U.S. Navy orders demo of Co-cure resin advanced combatant craft

Willard Marine will build the demo through an SBIR awarded to Structural Composites, Inc.

MarineLink.com reports that under this SBIR award contract modification, Willard Marine, Inc. (WMI, Anaheim, Calif.) will design, construct and test a fleet-ready version of an advanced combatant craft incorporating foam/fiberglass extrusion technology developed by Structural Composites Inc. (Melbourne, Fla.). The boat will be based on WMI’s standard U.S. Navy MK 3 RIB with a lightweight Steyr diesel engine and sterndrive propulsion.

According to WMI, the new, framed construction technique will eliminate the need for a traditional foam-core and fiberglass sandwich hull, resulting in a substantial reduction in overall boat weight with no sacrifice in strength and durability. The deck frames will not be connected directly to the hull beams, providing improved shock mitigation when operating in rough seas. The boat will also feature Structural Composites’ new Co-Cure resin and coating technology that has superior cracking resistance for demanding naval applications.

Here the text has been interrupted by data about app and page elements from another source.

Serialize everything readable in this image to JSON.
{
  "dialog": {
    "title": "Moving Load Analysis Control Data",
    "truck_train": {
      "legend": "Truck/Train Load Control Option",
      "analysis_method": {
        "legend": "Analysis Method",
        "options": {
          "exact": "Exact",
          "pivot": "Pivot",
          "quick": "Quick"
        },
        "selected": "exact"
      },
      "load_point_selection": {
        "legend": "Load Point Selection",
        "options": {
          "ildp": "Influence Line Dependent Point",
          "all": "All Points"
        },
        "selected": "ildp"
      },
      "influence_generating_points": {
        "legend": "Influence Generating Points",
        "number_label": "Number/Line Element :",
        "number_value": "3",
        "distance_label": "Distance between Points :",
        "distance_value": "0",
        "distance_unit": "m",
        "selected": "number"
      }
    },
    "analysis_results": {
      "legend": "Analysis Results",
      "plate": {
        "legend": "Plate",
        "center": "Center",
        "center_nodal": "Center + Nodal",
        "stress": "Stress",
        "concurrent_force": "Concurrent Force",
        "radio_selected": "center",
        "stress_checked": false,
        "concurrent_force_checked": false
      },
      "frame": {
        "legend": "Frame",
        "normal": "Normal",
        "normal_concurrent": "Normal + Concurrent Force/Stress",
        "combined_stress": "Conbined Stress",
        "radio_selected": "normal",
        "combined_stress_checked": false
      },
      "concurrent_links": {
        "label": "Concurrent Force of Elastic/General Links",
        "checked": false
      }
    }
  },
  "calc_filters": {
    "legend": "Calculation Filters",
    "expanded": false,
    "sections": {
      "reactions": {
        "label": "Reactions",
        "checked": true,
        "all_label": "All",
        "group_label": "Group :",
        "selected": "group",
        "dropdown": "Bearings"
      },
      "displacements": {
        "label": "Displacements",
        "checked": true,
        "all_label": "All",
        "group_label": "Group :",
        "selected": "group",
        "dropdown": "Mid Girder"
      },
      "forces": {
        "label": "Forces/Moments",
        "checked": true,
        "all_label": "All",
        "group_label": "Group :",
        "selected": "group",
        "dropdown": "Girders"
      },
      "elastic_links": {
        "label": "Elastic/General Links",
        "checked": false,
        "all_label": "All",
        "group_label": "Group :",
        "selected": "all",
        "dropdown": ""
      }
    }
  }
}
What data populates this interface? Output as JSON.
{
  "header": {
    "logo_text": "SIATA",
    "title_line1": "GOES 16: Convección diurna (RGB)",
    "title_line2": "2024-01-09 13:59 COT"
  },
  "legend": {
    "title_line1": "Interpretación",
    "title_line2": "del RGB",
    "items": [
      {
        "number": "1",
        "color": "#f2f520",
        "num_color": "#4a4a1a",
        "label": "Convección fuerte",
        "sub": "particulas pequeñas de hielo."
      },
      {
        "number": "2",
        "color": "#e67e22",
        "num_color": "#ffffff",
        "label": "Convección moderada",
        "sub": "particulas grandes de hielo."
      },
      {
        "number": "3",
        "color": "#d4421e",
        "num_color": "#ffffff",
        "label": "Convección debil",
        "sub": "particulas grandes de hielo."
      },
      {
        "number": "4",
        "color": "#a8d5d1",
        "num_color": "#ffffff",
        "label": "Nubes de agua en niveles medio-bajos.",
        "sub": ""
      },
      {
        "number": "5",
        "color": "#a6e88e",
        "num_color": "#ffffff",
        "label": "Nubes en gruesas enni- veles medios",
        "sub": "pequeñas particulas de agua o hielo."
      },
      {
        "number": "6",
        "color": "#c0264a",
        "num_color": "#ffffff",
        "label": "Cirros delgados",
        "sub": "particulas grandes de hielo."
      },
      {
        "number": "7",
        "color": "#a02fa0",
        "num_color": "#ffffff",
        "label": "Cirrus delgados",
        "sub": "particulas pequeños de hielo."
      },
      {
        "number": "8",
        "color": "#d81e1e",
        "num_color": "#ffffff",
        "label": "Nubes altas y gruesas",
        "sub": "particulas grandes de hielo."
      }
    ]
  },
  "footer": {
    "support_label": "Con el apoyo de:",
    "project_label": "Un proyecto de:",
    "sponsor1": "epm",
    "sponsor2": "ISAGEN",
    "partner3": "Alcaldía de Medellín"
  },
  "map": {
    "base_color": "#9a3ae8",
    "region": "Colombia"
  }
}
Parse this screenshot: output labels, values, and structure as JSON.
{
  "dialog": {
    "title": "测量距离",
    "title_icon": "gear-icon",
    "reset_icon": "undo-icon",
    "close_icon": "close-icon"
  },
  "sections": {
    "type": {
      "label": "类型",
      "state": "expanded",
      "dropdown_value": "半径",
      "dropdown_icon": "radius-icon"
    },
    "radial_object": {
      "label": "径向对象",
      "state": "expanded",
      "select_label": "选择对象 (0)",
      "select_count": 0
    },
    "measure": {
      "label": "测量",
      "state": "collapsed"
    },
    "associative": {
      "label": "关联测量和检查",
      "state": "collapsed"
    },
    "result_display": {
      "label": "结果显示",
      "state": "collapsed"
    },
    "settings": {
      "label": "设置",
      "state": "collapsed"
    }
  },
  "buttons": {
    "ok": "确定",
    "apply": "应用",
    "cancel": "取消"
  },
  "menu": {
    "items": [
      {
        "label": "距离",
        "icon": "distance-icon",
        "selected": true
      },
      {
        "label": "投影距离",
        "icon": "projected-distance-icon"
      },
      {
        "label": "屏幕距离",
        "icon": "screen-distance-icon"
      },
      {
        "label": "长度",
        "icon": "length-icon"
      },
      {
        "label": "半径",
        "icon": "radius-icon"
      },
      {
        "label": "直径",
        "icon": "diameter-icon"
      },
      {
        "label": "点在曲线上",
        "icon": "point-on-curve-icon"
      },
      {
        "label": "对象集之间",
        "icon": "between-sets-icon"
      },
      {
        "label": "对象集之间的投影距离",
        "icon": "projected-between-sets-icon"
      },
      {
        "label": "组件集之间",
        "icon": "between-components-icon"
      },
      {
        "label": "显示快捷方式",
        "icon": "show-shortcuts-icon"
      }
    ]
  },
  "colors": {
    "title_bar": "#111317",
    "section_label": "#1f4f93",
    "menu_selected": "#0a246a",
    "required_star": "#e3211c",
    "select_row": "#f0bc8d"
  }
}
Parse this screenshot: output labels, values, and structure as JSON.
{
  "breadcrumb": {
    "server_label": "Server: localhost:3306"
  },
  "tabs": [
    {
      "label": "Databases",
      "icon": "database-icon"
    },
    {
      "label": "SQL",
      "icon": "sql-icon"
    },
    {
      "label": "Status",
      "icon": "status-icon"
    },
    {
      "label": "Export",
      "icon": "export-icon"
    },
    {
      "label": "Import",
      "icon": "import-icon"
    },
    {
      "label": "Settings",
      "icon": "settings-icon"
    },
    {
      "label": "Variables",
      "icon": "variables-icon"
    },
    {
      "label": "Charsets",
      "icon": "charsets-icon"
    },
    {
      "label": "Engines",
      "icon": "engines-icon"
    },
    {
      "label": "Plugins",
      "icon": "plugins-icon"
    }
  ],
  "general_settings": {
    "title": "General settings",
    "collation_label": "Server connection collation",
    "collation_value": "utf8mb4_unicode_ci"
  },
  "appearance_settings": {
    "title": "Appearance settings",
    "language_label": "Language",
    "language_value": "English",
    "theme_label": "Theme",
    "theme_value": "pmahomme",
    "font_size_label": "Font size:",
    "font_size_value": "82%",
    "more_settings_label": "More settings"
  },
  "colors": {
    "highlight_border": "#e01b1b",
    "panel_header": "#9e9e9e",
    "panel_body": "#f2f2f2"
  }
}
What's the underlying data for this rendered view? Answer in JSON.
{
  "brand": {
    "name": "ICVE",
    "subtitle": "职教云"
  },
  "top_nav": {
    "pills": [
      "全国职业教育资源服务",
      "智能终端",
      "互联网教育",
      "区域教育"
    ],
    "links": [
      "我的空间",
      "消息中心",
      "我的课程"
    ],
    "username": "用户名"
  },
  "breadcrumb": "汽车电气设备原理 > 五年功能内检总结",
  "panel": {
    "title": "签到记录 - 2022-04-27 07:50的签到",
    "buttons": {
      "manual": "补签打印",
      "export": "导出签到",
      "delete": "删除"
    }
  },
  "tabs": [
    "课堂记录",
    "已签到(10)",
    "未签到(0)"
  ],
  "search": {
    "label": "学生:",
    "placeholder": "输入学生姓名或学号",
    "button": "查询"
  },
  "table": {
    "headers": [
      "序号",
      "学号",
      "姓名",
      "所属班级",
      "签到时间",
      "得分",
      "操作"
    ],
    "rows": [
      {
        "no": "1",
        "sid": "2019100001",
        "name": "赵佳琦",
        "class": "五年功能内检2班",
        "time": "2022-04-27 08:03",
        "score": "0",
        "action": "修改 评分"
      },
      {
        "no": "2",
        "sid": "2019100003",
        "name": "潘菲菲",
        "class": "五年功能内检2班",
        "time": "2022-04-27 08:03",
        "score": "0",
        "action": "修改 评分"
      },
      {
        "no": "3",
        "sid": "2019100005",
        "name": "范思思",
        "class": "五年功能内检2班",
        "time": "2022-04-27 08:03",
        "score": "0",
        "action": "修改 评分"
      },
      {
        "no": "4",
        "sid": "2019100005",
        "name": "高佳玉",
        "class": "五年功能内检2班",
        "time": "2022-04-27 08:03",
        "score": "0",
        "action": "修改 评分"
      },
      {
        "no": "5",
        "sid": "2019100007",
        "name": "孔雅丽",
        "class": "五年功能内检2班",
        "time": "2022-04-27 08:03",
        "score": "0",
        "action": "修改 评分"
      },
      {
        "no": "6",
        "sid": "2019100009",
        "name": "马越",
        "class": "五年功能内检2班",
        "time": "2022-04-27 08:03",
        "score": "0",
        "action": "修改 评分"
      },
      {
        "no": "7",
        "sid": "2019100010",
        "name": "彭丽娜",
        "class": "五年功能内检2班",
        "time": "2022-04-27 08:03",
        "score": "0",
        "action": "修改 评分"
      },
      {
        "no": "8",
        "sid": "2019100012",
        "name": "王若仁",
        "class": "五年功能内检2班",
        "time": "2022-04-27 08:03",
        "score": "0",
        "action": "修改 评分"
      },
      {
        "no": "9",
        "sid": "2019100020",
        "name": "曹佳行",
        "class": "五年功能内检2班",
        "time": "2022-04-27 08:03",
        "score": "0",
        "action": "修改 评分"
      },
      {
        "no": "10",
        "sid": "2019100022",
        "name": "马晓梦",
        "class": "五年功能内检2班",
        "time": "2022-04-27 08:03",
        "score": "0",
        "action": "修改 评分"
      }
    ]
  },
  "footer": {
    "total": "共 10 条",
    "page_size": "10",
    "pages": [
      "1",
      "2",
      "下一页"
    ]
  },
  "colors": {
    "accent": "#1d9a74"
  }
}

Ulrich Gottschling, president and CEO of WMI, said, “Willard Marine has built the most durable military RIBs for the U.S. Navy for more than 20 years, and we are committed to leading improvements through more innovative products, designs and production techniques. By partnering with Structural Composites on this advanced construction method, Willard Marine will potentially improve payload capacities while improving crew comfort, which are critical factors for our customers.”

Scott Lewit, president of Structural Composites, said, “This contract modification from the U.S. Navy allows us to integrate our newest composite advances into the recently selected lightweight engine technology from Steyr. The combined benefits of reduced structural and engine weight offer great synergistic benefits.”